Exercise prompt:
For the data below, please report each line where the word "with" is found.

Extracted material:
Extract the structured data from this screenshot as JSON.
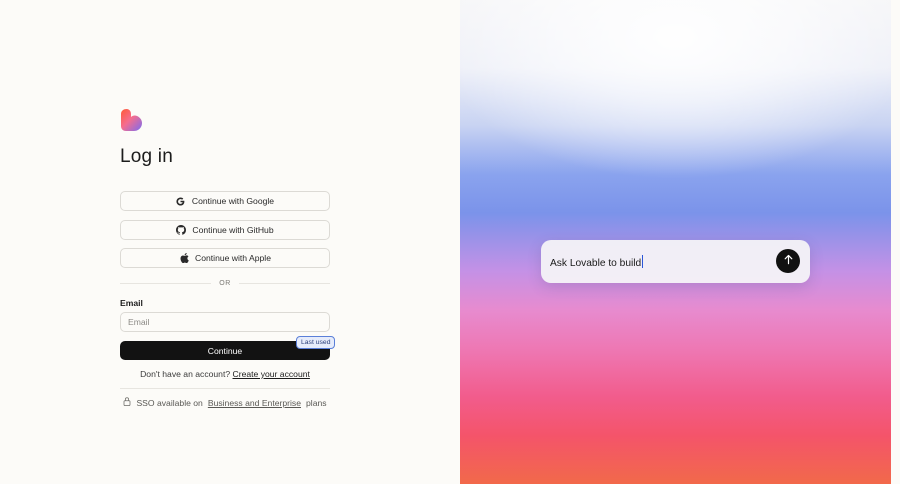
{
  "login": {
    "title": "Log in",
    "oauth": {
      "google_label": "Continue with Google",
      "github_label": "Continue with GitHub",
      "apple_label": "Continue with Apple"
    },
    "divider_label": "OR",
    "email": {
      "label": "Email",
      "placeholder": "Email",
      "value": ""
    },
    "continue_label": "Continue",
    "last_used_badge": "Last used",
    "signup": {
      "prefix": "Don't have an account?",
      "link": "Create your account"
    },
    "sso": {
      "prefix": "SSO available on",
      "link": "Business and Enterprise",
      "suffix": "plans"
    }
  },
  "hero": {
    "prompt_text": "Ask Lovable to build"
  },
  "icons": {
    "logo": "lovable-heart-logo",
    "google": "google-icon",
    "github": "github-icon",
    "apple": "apple-icon",
    "lock": "lock-icon",
    "send": "arrow-up-icon"
  },
  "colors": {
    "page_background": "#fcfbf8",
    "primary_button": "#121212",
    "badge_border": "#5a7fd8",
    "badge_background": "#e6ecfb",
    "caret": "#2b56d8"
  }
}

Completed task:
      "google_label": "Continue with Google",
      "github_label": "Continue with GitHub",
      "apple_label": "Continue with Apple"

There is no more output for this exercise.